- **ABOUT THIS EXERCISE**: Wherever a line in the data below holds "text", copy that line.
══ EXCERPTED DATA
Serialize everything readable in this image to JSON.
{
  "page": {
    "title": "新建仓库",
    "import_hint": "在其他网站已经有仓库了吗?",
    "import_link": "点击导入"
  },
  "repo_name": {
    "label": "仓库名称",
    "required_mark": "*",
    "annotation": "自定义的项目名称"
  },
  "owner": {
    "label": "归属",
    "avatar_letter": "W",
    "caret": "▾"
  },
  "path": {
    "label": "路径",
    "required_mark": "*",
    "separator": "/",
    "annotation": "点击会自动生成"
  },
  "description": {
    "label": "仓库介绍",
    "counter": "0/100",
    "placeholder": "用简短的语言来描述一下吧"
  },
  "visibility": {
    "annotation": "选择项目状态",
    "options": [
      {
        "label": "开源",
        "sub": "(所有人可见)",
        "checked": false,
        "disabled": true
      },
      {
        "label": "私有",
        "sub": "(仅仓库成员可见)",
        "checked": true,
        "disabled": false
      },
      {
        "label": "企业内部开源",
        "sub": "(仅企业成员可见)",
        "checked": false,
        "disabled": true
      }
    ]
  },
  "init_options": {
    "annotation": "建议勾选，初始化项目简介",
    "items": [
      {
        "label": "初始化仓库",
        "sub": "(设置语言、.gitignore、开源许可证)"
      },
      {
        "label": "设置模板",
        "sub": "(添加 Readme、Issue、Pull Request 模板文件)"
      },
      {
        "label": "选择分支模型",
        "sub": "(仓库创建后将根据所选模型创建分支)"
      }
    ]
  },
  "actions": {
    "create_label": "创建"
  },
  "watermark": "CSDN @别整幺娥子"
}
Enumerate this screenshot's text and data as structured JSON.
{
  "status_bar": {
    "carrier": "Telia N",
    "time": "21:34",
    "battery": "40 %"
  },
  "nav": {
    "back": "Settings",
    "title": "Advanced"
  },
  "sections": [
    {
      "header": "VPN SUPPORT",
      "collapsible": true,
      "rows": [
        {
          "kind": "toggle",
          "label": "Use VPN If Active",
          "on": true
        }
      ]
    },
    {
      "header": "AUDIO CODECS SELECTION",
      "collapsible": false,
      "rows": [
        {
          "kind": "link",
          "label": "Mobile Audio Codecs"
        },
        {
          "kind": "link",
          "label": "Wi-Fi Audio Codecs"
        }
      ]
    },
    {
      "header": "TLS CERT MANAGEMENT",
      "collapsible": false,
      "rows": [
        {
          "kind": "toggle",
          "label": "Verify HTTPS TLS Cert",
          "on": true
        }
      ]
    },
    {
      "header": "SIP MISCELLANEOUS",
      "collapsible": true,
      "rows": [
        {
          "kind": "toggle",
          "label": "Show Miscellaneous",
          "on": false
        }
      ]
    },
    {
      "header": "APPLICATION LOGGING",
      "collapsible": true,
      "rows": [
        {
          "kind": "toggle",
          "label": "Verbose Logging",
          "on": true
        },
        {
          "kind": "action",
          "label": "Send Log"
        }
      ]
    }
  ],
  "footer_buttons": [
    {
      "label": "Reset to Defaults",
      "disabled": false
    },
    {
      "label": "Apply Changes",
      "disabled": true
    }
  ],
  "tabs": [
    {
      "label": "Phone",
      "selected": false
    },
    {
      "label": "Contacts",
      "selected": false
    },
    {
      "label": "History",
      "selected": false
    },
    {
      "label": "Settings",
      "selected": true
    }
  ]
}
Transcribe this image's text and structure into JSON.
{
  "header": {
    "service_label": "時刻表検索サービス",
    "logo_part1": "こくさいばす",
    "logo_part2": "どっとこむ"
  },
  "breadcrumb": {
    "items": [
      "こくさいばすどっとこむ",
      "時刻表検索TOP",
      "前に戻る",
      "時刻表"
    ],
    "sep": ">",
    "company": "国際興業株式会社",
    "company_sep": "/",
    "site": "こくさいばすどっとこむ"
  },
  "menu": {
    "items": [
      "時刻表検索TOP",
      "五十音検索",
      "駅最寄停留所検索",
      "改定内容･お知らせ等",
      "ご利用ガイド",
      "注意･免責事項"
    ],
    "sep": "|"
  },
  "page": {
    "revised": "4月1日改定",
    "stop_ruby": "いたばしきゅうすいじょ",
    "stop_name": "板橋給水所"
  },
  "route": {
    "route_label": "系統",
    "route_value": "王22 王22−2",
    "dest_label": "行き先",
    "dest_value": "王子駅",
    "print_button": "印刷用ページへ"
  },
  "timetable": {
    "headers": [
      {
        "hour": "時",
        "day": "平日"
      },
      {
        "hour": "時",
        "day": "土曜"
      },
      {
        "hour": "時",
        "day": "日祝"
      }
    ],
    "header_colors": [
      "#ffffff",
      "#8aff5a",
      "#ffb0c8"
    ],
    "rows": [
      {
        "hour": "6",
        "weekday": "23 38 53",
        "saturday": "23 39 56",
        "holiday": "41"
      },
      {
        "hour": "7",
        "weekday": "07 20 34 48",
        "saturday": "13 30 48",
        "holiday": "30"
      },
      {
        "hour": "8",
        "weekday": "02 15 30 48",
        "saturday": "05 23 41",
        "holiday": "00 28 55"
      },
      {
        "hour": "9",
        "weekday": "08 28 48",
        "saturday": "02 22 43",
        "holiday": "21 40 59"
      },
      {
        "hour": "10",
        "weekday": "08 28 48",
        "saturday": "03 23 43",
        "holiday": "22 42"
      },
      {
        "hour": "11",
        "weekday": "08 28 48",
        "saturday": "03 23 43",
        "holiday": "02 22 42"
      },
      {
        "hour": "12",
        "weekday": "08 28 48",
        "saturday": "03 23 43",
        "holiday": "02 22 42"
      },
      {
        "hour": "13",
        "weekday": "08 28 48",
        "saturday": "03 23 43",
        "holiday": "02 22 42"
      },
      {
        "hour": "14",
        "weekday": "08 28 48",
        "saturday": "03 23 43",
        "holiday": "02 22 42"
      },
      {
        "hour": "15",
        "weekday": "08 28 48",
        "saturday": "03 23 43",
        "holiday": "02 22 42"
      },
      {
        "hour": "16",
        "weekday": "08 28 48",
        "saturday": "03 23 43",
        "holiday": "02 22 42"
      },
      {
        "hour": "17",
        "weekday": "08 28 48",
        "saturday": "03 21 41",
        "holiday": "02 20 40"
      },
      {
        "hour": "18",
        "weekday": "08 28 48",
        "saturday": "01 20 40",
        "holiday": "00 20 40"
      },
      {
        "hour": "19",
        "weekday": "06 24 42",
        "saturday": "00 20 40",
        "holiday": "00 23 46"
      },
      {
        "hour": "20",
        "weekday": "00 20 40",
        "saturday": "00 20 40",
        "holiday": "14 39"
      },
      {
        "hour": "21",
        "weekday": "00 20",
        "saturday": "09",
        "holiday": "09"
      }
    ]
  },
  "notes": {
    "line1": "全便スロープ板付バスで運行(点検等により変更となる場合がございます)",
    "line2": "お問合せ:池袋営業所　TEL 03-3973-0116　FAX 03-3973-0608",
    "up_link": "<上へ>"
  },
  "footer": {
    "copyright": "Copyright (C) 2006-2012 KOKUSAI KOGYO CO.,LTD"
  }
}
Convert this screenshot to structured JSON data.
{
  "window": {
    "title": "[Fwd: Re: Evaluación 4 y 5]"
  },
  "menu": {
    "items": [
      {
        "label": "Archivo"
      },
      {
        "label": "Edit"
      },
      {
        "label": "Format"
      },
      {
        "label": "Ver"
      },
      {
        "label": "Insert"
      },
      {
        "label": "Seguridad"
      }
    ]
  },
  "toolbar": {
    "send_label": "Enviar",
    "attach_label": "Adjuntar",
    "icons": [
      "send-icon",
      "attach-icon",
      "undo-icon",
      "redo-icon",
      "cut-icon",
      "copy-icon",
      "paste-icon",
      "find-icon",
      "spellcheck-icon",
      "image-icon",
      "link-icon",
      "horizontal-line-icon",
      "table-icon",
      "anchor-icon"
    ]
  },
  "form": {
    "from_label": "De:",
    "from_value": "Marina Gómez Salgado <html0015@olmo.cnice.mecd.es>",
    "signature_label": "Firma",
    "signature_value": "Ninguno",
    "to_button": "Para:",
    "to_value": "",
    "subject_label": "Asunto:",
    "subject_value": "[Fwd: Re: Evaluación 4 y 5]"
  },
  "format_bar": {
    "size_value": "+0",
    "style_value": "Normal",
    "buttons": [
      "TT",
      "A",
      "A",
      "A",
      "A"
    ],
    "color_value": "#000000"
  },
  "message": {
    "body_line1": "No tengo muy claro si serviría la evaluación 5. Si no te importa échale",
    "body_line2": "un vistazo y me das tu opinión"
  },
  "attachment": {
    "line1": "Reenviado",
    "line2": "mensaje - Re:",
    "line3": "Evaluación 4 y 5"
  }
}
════
- **TASK RESULT**:
Enumerate this screenshot's text and data as structured JSON.
Transcribe this image's text and structure into JSON.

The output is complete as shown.